Studies by independent research teams describe epigenetic patterns associated with gestational age at birth. For the first of these studies, a Norwegian-led team took advantage of a mother and childbirth cohort from Norway, exploring relationships between gestational age — based on ultrasound measurements and mothers' last menstrual period — and array-based methylation patterns in cord blood samples from more than 1,700 newborns. The search led to nearly 5,500 cytosine methylation sites associated with ultrasound-based gestational age. For their part, researchers from Emory University and elsewhere narrowed in on 148 gestational age-associated cytosine methylation markers based on cord blood and blood spot samples for infants from half a dozen datasets before validating the predictive prowess of these markers in samples from more than 1,000 additional infants.
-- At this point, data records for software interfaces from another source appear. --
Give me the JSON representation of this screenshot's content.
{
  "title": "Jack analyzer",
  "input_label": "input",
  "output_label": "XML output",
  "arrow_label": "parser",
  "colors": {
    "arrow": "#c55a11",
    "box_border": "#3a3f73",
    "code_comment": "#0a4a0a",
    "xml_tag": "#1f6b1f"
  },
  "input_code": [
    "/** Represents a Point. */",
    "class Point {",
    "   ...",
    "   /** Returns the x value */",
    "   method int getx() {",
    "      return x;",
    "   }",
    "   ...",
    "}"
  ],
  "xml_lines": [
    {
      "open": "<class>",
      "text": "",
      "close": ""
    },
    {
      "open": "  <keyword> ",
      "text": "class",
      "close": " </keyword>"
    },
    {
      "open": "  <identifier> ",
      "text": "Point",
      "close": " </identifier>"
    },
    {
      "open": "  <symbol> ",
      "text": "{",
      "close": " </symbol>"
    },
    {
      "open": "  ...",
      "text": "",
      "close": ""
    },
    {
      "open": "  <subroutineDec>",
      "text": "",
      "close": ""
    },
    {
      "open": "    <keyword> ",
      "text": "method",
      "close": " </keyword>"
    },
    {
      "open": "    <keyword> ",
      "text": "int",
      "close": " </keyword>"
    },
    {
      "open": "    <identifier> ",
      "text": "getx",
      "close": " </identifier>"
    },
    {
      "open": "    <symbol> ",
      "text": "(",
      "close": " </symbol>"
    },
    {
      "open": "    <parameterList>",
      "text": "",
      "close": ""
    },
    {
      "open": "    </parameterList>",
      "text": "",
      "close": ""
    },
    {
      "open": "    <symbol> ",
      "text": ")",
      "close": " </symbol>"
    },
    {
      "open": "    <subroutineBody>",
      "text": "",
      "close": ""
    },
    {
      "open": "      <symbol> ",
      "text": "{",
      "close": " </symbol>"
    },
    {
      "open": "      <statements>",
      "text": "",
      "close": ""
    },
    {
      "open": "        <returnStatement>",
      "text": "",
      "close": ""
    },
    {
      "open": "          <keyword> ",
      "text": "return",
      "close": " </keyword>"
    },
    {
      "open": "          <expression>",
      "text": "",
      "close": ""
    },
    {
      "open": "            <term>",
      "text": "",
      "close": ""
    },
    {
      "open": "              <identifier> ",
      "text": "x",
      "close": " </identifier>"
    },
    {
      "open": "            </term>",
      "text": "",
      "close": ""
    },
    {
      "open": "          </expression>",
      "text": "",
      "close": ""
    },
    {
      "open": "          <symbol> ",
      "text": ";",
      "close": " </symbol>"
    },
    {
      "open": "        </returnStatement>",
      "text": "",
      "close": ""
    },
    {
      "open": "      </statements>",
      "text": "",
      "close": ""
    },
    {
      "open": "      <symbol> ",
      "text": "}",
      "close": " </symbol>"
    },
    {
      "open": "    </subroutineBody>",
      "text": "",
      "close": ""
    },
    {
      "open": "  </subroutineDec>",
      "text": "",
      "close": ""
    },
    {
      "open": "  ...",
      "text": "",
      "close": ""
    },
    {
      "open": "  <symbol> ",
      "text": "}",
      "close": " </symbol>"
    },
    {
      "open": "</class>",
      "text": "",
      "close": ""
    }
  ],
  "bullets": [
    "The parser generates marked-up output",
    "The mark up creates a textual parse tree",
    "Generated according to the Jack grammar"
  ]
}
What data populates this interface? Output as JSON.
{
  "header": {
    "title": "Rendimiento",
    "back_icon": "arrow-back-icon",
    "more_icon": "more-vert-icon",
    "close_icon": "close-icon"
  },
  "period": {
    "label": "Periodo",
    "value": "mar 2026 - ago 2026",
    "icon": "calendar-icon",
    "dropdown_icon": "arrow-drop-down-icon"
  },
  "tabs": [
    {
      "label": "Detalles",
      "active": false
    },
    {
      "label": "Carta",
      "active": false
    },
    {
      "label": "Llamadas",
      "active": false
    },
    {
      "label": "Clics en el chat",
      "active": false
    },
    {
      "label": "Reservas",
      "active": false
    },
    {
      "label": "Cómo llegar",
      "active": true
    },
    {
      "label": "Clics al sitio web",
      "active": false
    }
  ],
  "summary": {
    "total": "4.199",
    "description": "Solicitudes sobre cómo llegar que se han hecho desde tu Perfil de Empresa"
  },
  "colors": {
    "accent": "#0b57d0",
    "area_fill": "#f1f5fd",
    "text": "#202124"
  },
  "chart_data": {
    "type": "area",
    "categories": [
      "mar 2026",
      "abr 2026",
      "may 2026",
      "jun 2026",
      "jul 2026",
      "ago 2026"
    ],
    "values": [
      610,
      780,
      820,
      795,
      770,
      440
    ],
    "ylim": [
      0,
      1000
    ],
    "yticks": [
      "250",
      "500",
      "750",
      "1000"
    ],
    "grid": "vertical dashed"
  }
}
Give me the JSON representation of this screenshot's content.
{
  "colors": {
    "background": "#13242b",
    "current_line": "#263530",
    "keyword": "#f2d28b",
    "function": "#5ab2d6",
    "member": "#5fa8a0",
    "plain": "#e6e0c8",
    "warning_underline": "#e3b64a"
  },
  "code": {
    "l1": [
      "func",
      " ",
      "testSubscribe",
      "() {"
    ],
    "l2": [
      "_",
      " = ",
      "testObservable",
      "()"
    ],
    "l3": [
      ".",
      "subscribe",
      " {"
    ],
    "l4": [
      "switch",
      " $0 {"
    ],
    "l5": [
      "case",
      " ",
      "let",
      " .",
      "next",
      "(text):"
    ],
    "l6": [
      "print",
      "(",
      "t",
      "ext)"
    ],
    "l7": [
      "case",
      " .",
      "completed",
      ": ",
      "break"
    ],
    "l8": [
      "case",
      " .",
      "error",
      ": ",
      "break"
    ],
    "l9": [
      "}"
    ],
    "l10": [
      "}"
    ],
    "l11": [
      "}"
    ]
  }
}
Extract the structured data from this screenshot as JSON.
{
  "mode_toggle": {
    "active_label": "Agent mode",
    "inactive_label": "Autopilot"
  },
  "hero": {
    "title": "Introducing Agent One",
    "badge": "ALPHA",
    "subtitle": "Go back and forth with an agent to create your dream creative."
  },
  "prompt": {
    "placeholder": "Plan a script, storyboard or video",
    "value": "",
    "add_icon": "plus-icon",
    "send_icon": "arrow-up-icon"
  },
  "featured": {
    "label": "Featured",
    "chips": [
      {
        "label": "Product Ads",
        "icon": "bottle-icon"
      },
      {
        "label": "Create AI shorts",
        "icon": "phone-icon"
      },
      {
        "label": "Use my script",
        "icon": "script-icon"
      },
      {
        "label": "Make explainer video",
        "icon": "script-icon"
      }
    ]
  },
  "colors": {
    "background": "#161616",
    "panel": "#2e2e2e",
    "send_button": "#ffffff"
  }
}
A French team reports on a new computational strategy for translating gene expression patterns into estimate cell population representation in a given sample. The approach — known as the Microenvironment Cell Populations-counter, or MCP-counter — uses transcriptome data to quantify the relative representation of immune or stromal cell populations in a mixed sample based on transcriptomic markers gleaned from available expression datasets, the researchers say. In proof-of-principle experiments, they used MCP-counter to investigate immune cell infiltration in dozens of healthy tissue or cancer samples. The authors argue that the approach "should help to unravel the role of immune and stromal populations in cancer and other diseases and to decipher the interplay between these populations."

Finally, researchers from the Donald Danforth Plant Science Center and elsewhere present findings from a genome sequencing study of Dichanthelium oligosanthes, a panicoid grass that performs so-called C3 photosynthesis. Along with anatomical, physiological, and biochemical analyses of the grass, the team used short read sequencing to produce a draft nuclear genome assembly spanning almost 590 million bases and a choloroplast genome that was more than 140,000 bases. It also performed a comparative transcriptomic analysis using leaf expression data for D. oligosanthes and C4 photosynthetic grasses such as Sorghum bicolor. "This genome will not only provide a better C3 species for comparisons with C4 panicoid grasses," the investigators note, "but also highlights the power of using high-throughput sequencing to address questions in evolutionary biology."